Note that a Line Segment can be created by specifying its start and endpoint directly in the constructor, for example Part.LineSegment(point1,point2), or we can create a default line and set its properties afterwards, as we did here.
A Line can be created also using:
import FreeCAD import Part DOC = FreeCAD.newDocument() def mycreateLine(pt1, pt2, objName): obj = DOC.addObject("Part::Line", objName) obj.X1 = pt1 obj.Y1 = pt1 obj.Z1 = pt1 obj.X2 = pt2 obj.Y2 = pt2 obj.Z2 = pt2 DOC.recompute() return obj line = mycreateLine((0,0,0), (0,10,0), "LineName")
A circle can be created in a similar way:
import Part doc = App.activeDocument() c = Part.Circle() c.Radius=10.0 f = doc.addObject("Part::Feature", "Circle") f.Shape = c.toShape() doc.recompute()
import FreeCAD import Part DOC = FreeCAD.newDocument() def mycreateCircle(rad, objName): obj = DOC.addObject("Part::Circle", objName) obj.Radius = rad DOC.recompute() return obj circle = mycreateCircle(5.0, "CircleName")
Note again, we used the circle (geometry primitive) to construct a shape out of it. We can of course still access our construction geometry afterwards, by doing:
s = f.Shape e = s.Edges c = e.Curve
Here we take the shape of our object f, then we take its list of edges. In this case there will be only one because we made the whole shape out of a single circle, so we take only the first item of the Edges list, and we takes its curve. Every Edge has a Curve, which is the geometry primitive it is based on.

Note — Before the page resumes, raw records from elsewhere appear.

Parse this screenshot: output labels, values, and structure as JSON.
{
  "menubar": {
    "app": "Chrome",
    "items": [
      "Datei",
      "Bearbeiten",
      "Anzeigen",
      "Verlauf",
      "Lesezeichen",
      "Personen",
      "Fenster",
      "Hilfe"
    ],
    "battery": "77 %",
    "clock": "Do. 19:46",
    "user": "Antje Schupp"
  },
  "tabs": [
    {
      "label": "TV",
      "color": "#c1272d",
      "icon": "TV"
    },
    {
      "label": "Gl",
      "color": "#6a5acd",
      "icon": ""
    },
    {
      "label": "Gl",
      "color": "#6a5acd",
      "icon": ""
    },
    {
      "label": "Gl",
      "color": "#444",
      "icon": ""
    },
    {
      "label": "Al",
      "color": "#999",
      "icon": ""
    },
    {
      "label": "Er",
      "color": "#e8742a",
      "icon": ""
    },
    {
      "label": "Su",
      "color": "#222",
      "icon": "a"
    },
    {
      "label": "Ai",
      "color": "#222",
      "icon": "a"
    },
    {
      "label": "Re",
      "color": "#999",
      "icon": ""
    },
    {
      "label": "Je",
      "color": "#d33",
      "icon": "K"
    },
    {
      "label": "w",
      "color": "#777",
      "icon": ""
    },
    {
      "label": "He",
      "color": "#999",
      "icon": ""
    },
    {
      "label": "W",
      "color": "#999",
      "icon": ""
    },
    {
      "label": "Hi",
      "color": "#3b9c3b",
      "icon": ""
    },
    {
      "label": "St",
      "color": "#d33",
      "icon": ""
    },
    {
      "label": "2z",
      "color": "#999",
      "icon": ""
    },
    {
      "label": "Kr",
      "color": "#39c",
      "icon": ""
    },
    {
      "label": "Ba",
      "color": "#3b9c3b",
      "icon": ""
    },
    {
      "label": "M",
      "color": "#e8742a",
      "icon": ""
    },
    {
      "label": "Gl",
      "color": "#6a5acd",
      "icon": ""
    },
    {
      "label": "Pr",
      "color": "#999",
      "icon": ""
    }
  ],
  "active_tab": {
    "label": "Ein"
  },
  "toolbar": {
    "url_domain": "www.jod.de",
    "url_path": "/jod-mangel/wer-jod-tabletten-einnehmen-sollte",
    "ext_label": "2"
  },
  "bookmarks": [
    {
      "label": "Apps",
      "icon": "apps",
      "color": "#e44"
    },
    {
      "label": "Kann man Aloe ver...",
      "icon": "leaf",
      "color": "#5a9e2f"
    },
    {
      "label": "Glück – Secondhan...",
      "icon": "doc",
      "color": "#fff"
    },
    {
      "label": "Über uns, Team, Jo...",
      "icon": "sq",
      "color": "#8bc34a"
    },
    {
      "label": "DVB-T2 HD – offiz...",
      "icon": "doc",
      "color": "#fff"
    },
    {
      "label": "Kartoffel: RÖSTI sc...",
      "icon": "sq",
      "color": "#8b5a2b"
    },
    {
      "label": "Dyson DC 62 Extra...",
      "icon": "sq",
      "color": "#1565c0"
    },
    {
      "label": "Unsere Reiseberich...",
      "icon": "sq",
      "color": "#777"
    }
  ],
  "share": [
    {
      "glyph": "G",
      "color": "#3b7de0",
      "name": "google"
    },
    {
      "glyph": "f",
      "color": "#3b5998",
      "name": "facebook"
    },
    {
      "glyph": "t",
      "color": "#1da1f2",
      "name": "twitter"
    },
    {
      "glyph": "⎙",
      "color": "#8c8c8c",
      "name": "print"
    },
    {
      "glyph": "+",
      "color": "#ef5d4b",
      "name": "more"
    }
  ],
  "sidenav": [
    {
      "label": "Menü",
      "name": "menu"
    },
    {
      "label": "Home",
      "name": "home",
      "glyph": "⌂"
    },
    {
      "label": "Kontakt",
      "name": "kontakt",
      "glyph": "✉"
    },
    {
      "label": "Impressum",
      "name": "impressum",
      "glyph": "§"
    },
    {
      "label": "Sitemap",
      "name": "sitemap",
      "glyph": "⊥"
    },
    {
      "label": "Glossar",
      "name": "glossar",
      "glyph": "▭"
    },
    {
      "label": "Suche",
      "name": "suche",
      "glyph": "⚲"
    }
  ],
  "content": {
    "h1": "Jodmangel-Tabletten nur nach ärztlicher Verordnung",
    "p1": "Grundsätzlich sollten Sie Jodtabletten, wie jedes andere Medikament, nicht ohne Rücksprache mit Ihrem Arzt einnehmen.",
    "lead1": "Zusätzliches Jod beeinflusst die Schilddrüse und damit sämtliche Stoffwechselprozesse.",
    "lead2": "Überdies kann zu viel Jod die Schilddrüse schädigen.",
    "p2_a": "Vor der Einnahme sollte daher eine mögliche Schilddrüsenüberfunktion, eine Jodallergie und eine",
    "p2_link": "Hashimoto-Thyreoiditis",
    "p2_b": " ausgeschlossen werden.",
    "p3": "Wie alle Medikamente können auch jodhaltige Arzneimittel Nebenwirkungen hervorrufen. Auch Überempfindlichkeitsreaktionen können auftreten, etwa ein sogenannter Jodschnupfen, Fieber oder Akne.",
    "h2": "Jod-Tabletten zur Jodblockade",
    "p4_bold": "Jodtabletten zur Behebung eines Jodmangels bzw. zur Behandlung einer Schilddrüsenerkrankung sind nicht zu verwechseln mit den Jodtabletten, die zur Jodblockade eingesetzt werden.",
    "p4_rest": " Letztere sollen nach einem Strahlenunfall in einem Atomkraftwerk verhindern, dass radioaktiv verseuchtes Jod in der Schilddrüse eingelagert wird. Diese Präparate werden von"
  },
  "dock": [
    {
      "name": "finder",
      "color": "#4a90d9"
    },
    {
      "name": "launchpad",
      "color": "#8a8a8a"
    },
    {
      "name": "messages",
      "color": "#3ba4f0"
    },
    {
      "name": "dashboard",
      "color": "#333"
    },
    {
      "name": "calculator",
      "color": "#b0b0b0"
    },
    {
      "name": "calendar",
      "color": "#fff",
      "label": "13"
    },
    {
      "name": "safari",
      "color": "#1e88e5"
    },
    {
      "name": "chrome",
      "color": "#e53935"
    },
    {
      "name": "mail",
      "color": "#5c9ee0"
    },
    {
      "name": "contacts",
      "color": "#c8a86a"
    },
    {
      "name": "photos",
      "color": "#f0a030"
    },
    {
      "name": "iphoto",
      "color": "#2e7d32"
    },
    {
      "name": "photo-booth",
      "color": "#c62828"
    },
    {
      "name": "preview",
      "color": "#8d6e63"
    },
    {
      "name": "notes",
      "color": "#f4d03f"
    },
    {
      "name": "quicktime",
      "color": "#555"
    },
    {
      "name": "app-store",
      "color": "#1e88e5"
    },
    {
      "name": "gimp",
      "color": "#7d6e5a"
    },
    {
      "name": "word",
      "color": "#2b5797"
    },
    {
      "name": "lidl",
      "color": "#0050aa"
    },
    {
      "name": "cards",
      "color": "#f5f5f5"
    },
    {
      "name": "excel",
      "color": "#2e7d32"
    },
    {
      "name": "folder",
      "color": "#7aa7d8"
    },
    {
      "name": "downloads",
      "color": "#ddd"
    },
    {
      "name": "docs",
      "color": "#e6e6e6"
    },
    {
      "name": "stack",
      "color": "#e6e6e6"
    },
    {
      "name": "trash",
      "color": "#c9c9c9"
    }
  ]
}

Head to the Topological data scripting page if you would like to know more.